      EDIT: I read somewhere that you will not lose your data, but only metadata for RAID. But somewhere else people say you will lose data. I am almost sure you will only lose metadata for RAID, but I mostly wonder if I can easily access the data and if I can let it participate in a new RAID1 volume with the new inserted disk.


      Something about it causing problems but just deleting metadata.

      I quote: "When a disk in the RAID volume is reset to  non-RAID, RAID metadata is erased. However, partition table and  file system related data still exists, which may be invalid."


      My concern is mostly that the file system and partition table will be invalid. But since this is a RAID1 disk (which is an exact copy) it should be fine... right?




        • 1. Re: RAID1 problem

          Could someone please help me out?

          • 2. Re: RAID1 problem

            You should be able to see both drives in a broken RAID 1 array as individual drives with identical content if you turn RAID off in the BIOS. I just tested with a system I have and despite the scary warning about loss of data my OS still booted fine once converted to non-RAID; so you should be ok, but I would back up critical data if you can.

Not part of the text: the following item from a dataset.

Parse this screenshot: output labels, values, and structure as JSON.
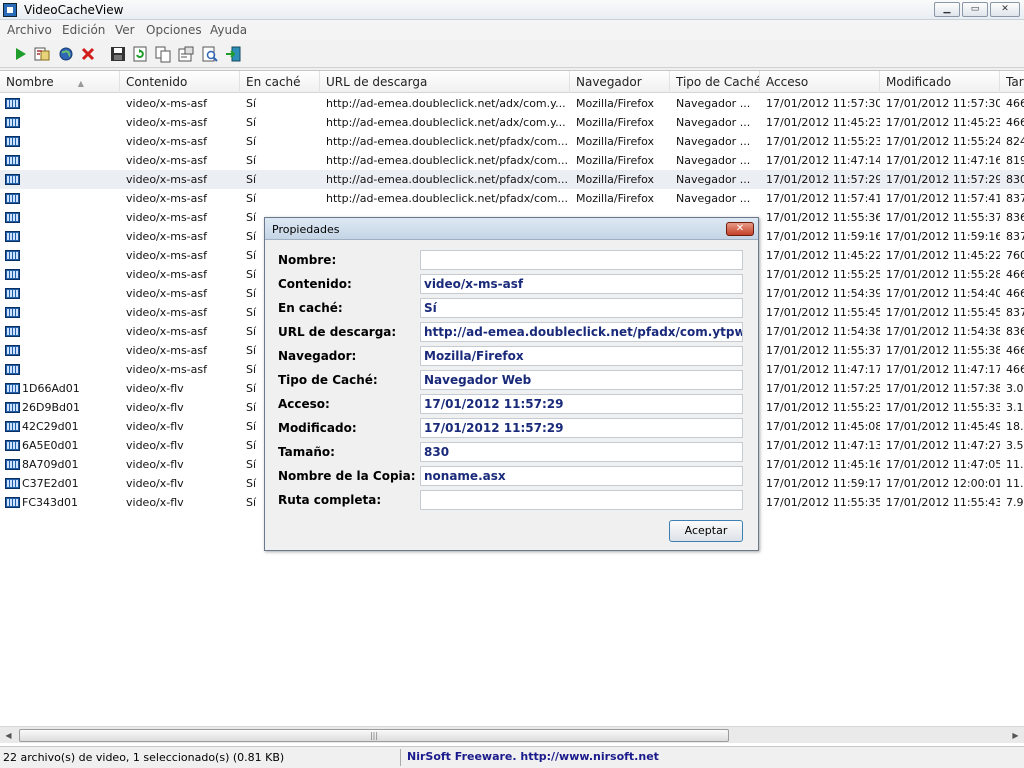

            Another thing to bear in mind is that there is a chance there is nothing wrong with the failed drive; if you have a USB/SATA adapter you should be able to plug this drive in and view the data(and run diagnostics on the drive), potentially giving you the backup in case converting to non-RAID on your motherboard does do more than wipe the metadata.


            Is the replacement drive the same size or bigger than the original drive; if the drive is smaller(even by a few bytes) then it will not be suitable for rebuilding the RAID.


            The fact the RAID says failed is concerning; I just tested this to remind myself of the status messages and if I pull a drive from a RAID 1 array it should say degraded rather than failed, which might mean there could be a problem with both original drives, it could also mean that the problem is not with the drives at all, might be worth changing the sata cables and ports if you have spare.


            Hope this helps!



            1 of 1 people found this helpful
            • 3. Re: RAID1 problem

              Hmmm, well I can't simply turn off RAID in BIOS, because windows is installed on a RAID5 array.


              Is it strange that in windows' disk management it says that both drives are unalocated and "Not initialized"?


              Maybe I can try switching ports However I am not sure that ports are the problem. The moment that drive at port 5 failed, I noticed that it was making strange noises that I never heard before.


              I think I will try to reset the drive to non-RAID and see what happens. I am curious what happens if I put it in a USB adapter though. Maybe Ill try that first. I will post my findings later on.


              Thanks a lot!! 

              • 4. Re: RAID1 problem

                Check out Intel rapid storage technology.

                RST user interface presents spare disks in configuration volume page ... !

                • 5. Re: RAID1 problem

                  Hmm not sure what I could do with that? What are you exactly aiming at?


                  BTW I plugged the "good" disk in a different SATA port that is not able to use RAID and, fortunately, I was able to access my data!!

                  All I gotta do is make sure I make a good backup and then I will try to put the good disk back to its original port and to reset it to non-RAID, in order to recreate my RAID1 array based on the good disk.

                  • 6. Re: RAID1 problem

                    To manage the arrays of disks. Supports spare disks and it's the new advanced version of matrix storage software.

                    Take a look to the overview..!


                    1 of 1 people found this helpful
                    • 7. Re: RAID1 problem

                      I installed the new software and reseted the good disk to non-RAID. Then I created a new RAID1 disk based on the good one and now all is well!